Now the Astros may not have a right fielder, or at least the right fielder they want. How this will affect the way Purpura and his staff compile next year's team remains to be seen. Purpura must first wait for the results of the surgery, which will be performed by team medical director David Lintner.
But considering the scouting and player development staffs are in town for the yearly organizational meetings, Plan B is sure to be discussed.
Lance Berkman / LF
Weight: 220 lbs
Bats: S / Throws: L
"This is a pretty recent event," Purpura said. "We certainly have some options. We've got Jason Lane, who certainly has a need to play. The [Carlos] Beltran [free agent] situation is ongoing. I told our scouts to look at the Rule 5 Draft lists and free agents and pay a little more attention to the outfield."
Within the organization, the two outfield prospects that are the closest to the Major Leagues and on the Astros' 40-man roster are Willy Taveras and Charlton Jimerson, both of whom played at the Double-A level in '04.
Jimerson batted .238 (116-for-488) over 131 games with 22 doubles, 18 homers and 53 RBIs. Taveras, who was brought to the big leagues last season as a September callup, hit .335 (137-for-409) with 55 stolen bases for the Round Rock club.
Both are playing in the Arizona Fall League, although Taveras played in only five games before he was sidelined with a recurring hip flexor strain.

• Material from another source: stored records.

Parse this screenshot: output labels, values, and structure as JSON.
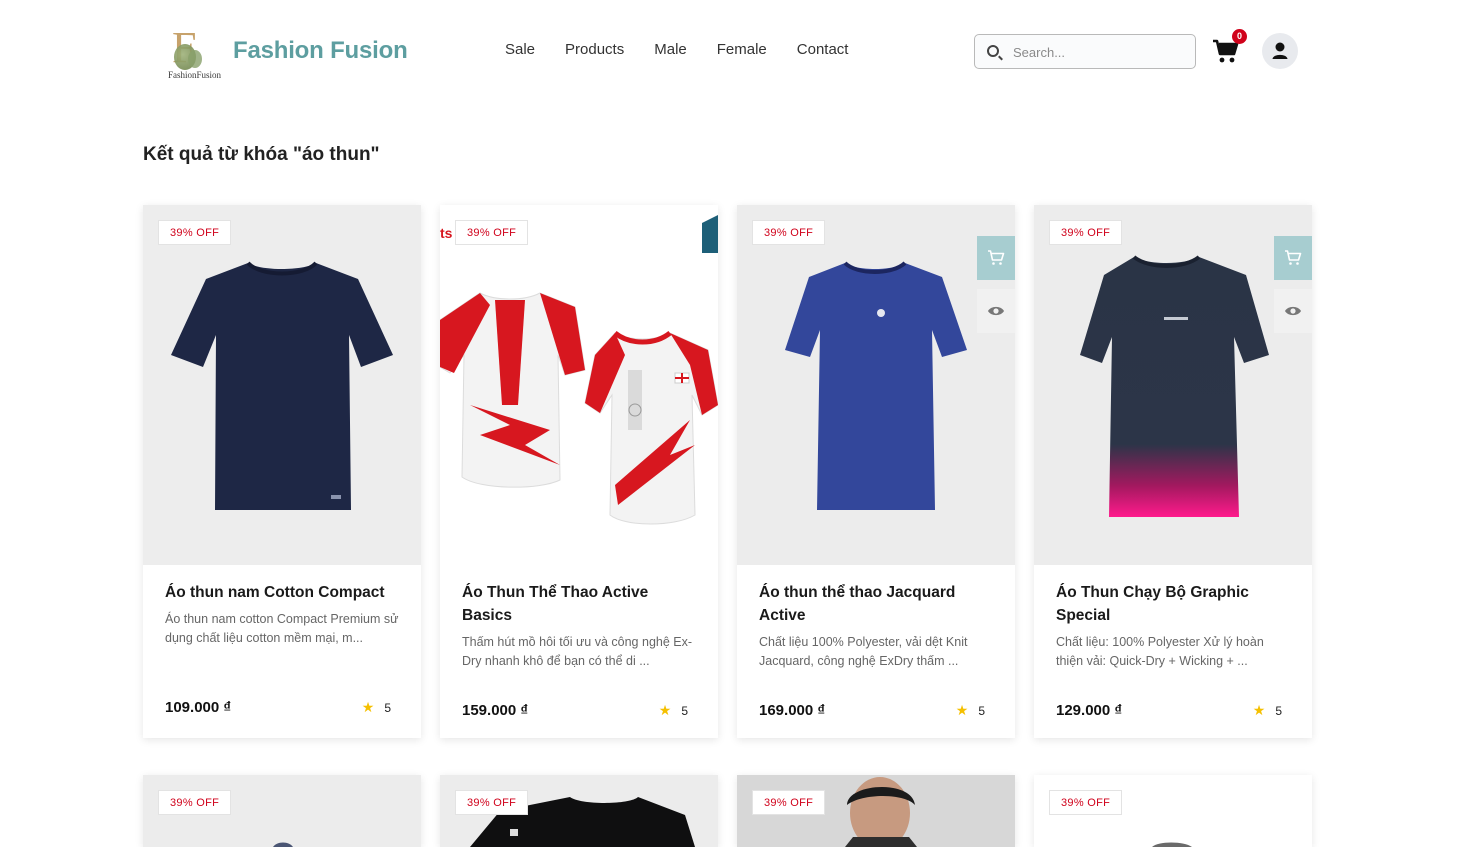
{
  "header": {
    "logo_mark": "F",
    "logo_text": "FashionFusion",
    "brand": "Fashion Fusion",
    "nav": [
      "Sale",
      "Products",
      "Male",
      "Female",
      "Contact"
    ],
    "search_placeholder": "Search...",
    "cart_count": "0",
    "icons": {
      "search": "search-icon",
      "cart": "cart-icon",
      "user": "user-icon"
    },
    "brand_color": "#5d9ea0",
    "badge_color": "#d0021b"
  },
  "results_title": "Kết quả từ khóa \"áo thun\"",
  "products": [
    {
      "discount": "39% OFF",
      "name": "Áo thun nam Cotton Compact",
      "desc": "Áo thun nam cotton Compact Premium sử dụng chất liệu cotton mềm mại, m...",
      "price": "109.000 ₫",
      "rating": "5"
    },
    {
      "discount": "39% OFF",
      "name": "Áo Thun Thể Thao Active Basics",
      "desc": "Thấm hút mồ hôi tối ưu và công nghệ Ex-Dry nhanh khô để bạn có thể di ...",
      "price": "159.000 ₫",
      "rating": "5"
    },
    {
      "discount": "39% OFF",
      "name": "Áo thun thể thao Jacquard Active",
      "desc": "Chất liệu 100% Polyester, vải dệt Knit Jacquard, công nghệ ExDry thấm ...",
      "price": "169.000 ₫",
      "rating": "5"
    },
    {
      "discount": "39% OFF",
      "name": "Áo Thun Chạy Bộ Graphic Special",
      "desc": "Chất liệu: 100% Polyester Xử lý hoàn thiện vải: Quick-Dry + Wicking + ...",
      "price": "129.000 ₫",
      "rating": "5"
    }
  ],
  "row2_discounts": [
    "39% OFF",
    "39% OFF",
    "39% OFF",
    "39% OFF"
  ]
}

Even in perfect health, neither outfield prospect could be expected to immediately fill Berkman's shoes. A three-time All-Star, Berkman batted .316 (172-for-544) with 30 homers and 106 RBIs in 2004.
Berkman's three-year contract expired following the season, and Purpura declined to speculate how this may affect negotiations. Although Berkman is coming off a long-term contract, he still is arbitration eligible for one more year.
"I think it really depends on how the surgery goes, what they find, what the severity is, what it means for his '05 season," Purpura said. "There's a lot we don't know yet and won't know for a while. That was the absolute last thing on my mind and, certainly, on Lance's mind, too."
The Astros strictly prohibit activities such as recreational football and basketball when they sign players to guaranteed contracts, but because Berkman's contract ended with the conclusion of the '04 season, technically, he did not break any rules.
Purpura praised Berkman's honesty on the details surrounding the injury.
"I think it's an unfortunate event, but the fact that Lance was absolutely and totally forthright with us and has absolutely accepted responsibilty for this, it shows the kind of person he is, the kind of character he has," Purpura said. "Players have lives outside of the game. What they do with those lives, that's their decision. They bear some risks. The way Lance has handled this is absolutely first-class and what you'd expect from Lance Berkman."
Said Berkman: "I don't know any other way to be. I'm not going to lie about it. I did something I shouldn't have been doing. I've done it before. We play football all the time and never had problems. I took one bad step and this happened."
Purpura doubts Berkman's injury will drive up free-agent second baseman Jeff Kent's asking price. That being said, the Astros cannot afford to lose two 100-plus RBI producers at the same time, especially since they don't know if their third major run producer -- Beltran -- is returning to the Astros.
But Purpura indicated it would be premature to start thinking about courting veteran free agents, like Moises Alou and J.D. Drew, to fill Berkman's spot in the lineup.
"We have to look internally first, see what our options are," Purpura said. "See how surgery goes, how early rehab goes. I think those two [Alou and Drew] would be extreme options for an injury that [Berkman could be] recovered from early in the season, certainly within the first month."
Alyson Footer is a reporter for MLB.com. This story was not subject to the approval of Major League Baseball or its clubs.